So You Think You Can Segment? Part 3 of 3
In Part 1 (Why Segmentation?) and Part 2 (Segmentation Strategies), we demonstrated how best practices in segmentation can greatly impact the success and profitability of any marketing campaign. In this article, we'll look at some variables that impact our segmentation strategy. These variables can be assembled to arrive at various combinations to be evaluated and tested.
For example: Demographic variables essentially refer to personal statistics such as income, gender, education, location (rural vs. urban, East vs. West), ethnicity, and family size.
We can take this a step further and segment on lifestyle/value variables. Some consumers want to be seen as similar to others, while a different segment wants to stand apart from the crowd.
Another basis for segmentation is behavioral variables. Some consumers are "brand loyal" i.e. these "regulars" tend to stick with their preferred brands even when a competing one is deeply discounted. Some consumers are "heavy" users while others are "light" users. For example, industry research reinforces that good old 80/20 rule i.e. 80% of the product is consumed by 20% of the consumers.
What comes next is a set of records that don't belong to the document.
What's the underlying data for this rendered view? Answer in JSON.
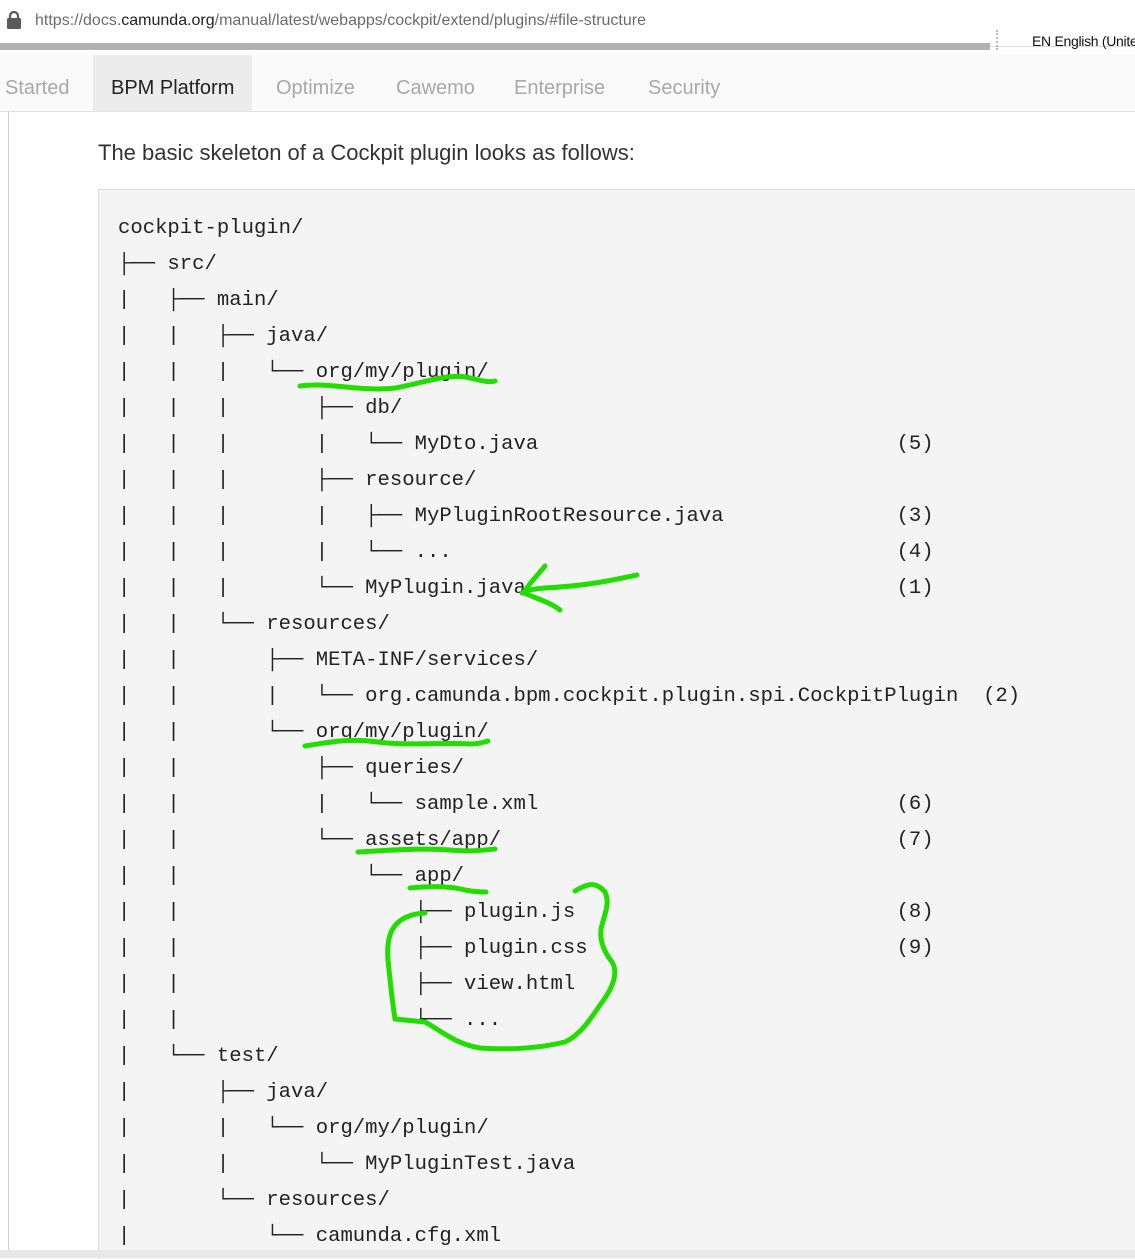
{
  "browser": {
    "url_prefix": "https://docs.",
    "url_host": "camunda.org",
    "url_path": "/manual/latest/webapps/cockpit/extend/plugins/#file-structure",
    "language": "EN English (Unite"
  },
  "topnav": {
    "tabs": [
      {
        "label": "Started",
        "active": false
      },
      {
        "label": "BPM Platform",
        "active": true
      },
      {
        "label": "Optimize",
        "active": false
      },
      {
        "label": "Cawemo",
        "active": false
      },
      {
        "label": "Enterprise",
        "active": false
      },
      {
        "label": "Security",
        "active": false
      }
    ]
  },
  "content": {
    "intro": "The basic skeleton of a Cockpit plugin looks as follows:",
    "code_lines": [
      "cockpit-plugin/",
      "├── src/",
      "|   ├── main/",
      "|   |   ├── java/",
      "|   |   |   └── org/my/plugin/",
      "|   |   |       ├── db/",
      "|   |   |       |   └── MyDto.java                             (5)",
      "|   |   |       ├── resource/",
      "|   |   |       |   ├── MyPluginRootResource.java              (3)",
      "|   |   |       |   └── ...                                    (4)",
      "|   |   |       └── MyPlugin.java                              (1)",
      "|   |   └── resources/",
      "|   |       ├── META-INF/services/",
      "|   |       |   └── org.camunda.bpm.cockpit.plugin.spi.CockpitPlugin  (2)",
      "|   |       └── org/my/plugin/",
      "|   |           ├── queries/",
      "|   |           |   └── sample.xml                             (6)",
      "|   |           └── assets/app/                                (7)",
      "|   |               └── app/",
      "|   |                   ├── plugin.js                          (8)",
      "|   |                   ├── plugin.css                         (9)",
      "|   |                   ├── view.html",
      "|   |                   └── ...",
      "|   └── test/",
      "|       ├── java/",
      "|       |   └── org/my/plugin/",
      "|       |       └── MyPluginTest.java",
      "|       └── resources/",
      "|           └── camunda.cfg.xml"
    ]
  },
  "colors": {
    "annotation": "#22dd00",
    "active_tab_bg": "#ececec",
    "code_bg": "#f4f4f4"
  }
}
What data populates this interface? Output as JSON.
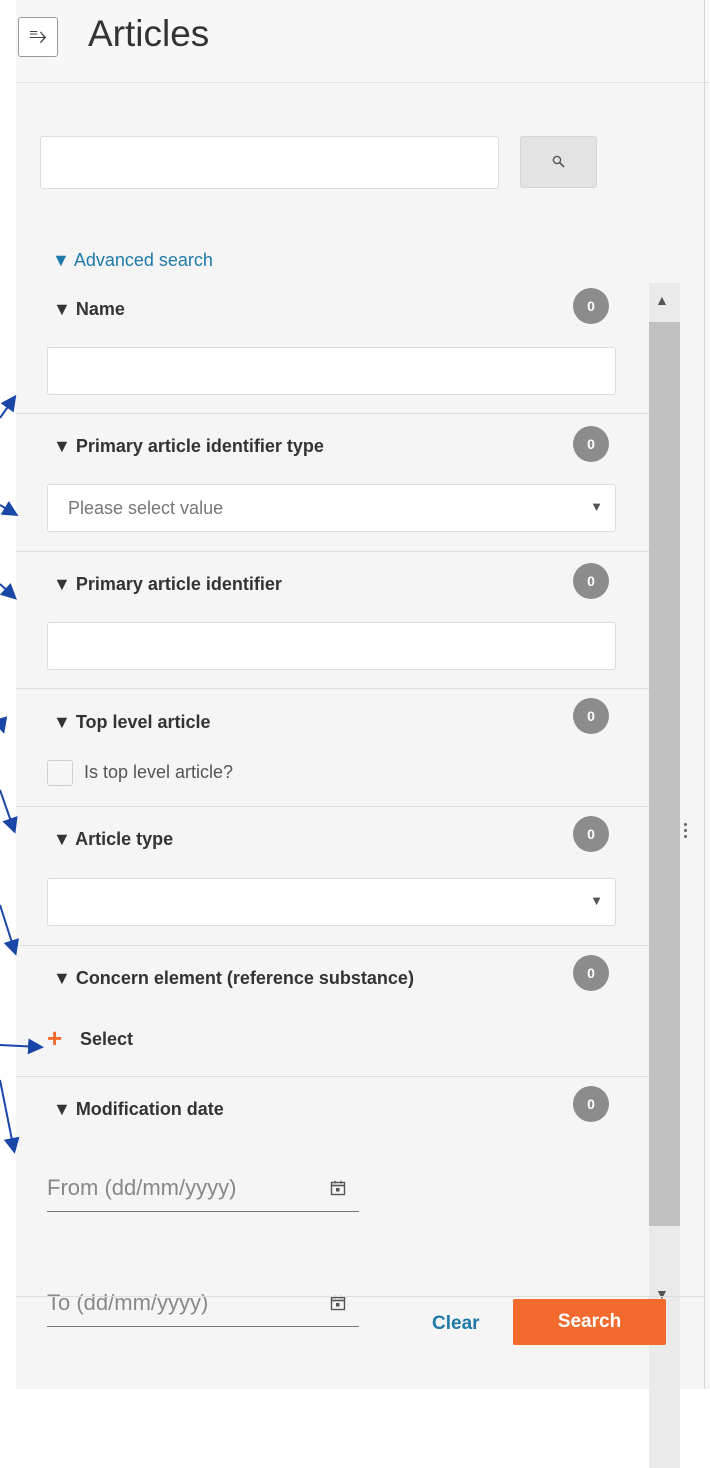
{
  "header": {
    "menu_icon": "menu-collapse-icon",
    "title": "Articles"
  },
  "search": {
    "value": "",
    "placeholder": "",
    "button_icon": "search-icon"
  },
  "advanced_search": {
    "label": "▼ Advanced search",
    "expanded": true
  },
  "filters": [
    {
      "id": "name",
      "title": "▼ Name",
      "count": "0",
      "type": "text",
      "value": ""
    },
    {
      "id": "primary-article-identifier-type",
      "title": "▼ Primary article identifier type",
      "count": "0",
      "type": "select",
      "value": "Please select value"
    },
    {
      "id": "primary-article-identifier",
      "title": "▼ Primary article identifier",
      "count": "0",
      "type": "text",
      "value": ""
    },
    {
      "id": "top-level-article",
      "title": "▼ Top level article",
      "count": "0",
      "type": "checkbox",
      "checkbox_label": "Is top level article?",
      "checked": false
    },
    {
      "id": "article-type",
      "title": "▼ Article type",
      "count": "0",
      "type": "select",
      "value": ""
    },
    {
      "id": "concern-element",
      "title": "▼ Concern element (reference substance)",
      "count": "0",
      "type": "picker",
      "select_label": "Select"
    },
    {
      "id": "modification-date",
      "title": "▼ Modification date",
      "count": "0",
      "type": "daterange",
      "from_placeholder": "From (dd/mm/yyyy)",
      "to_placeholder": "To (dd/mm/yyyy)"
    }
  ],
  "footer": {
    "clear_label": "Clear",
    "search_label": "Search"
  },
  "colors": {
    "accent_orange": "#f26a2e",
    "link_blue": "#1f7aa8",
    "badge_gray": "#8c8c8c",
    "annotation_arrow": "#1a46a8"
  }
}
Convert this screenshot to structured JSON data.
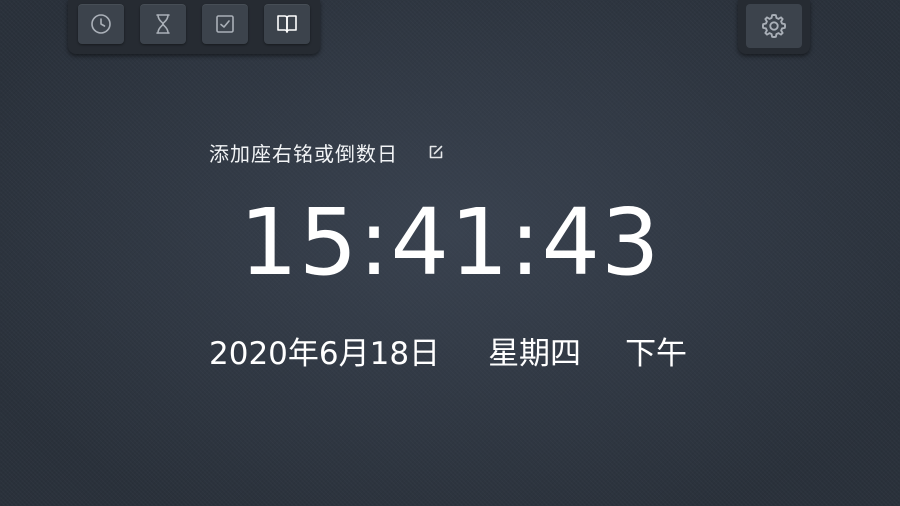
{
  "toolbar": {
    "buttons": [
      {
        "icon": "clock-icon",
        "name": "clock-tab-button",
        "active": false
      },
      {
        "icon": "hourglass-icon",
        "name": "timer-tab-button",
        "active": false
      },
      {
        "icon": "checkbox-icon",
        "name": "todo-tab-button",
        "active": false
      },
      {
        "icon": "book-icon",
        "name": "reading-tab-button",
        "active": true
      }
    ],
    "settings_icon": "gear-icon"
  },
  "motto": {
    "text": "添加座右铭或倒数日",
    "edit_icon": "edit-icon"
  },
  "clock": {
    "time": "15:41:43",
    "date": "2020年6月18日",
    "weekday": "星期四",
    "ampm": "下午"
  },
  "colors": {
    "background": "#2a313b",
    "panel": "#262b32",
    "button": "#3c434c",
    "text": "#ffffff",
    "icon": "#aab0b8"
  }
}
You can also segment on benefits sought, essentially by-passing demographics in some cases. Some consumers, for example, use toothpaste primarily to promote oral health, while another segment is more interested in whitening teeth.
Using the right combination of these factors can measurably impact your ROI. In a study on email marketing, Marketo found that proper segmentation alone (excluding all other factors – copy, design, etc.) contributed to 23% of email engagement.
Using data from research, identification and careful segmentation could be the most important factor in the success of any marketing campaign. Use it wisely and you may be surprised at your results.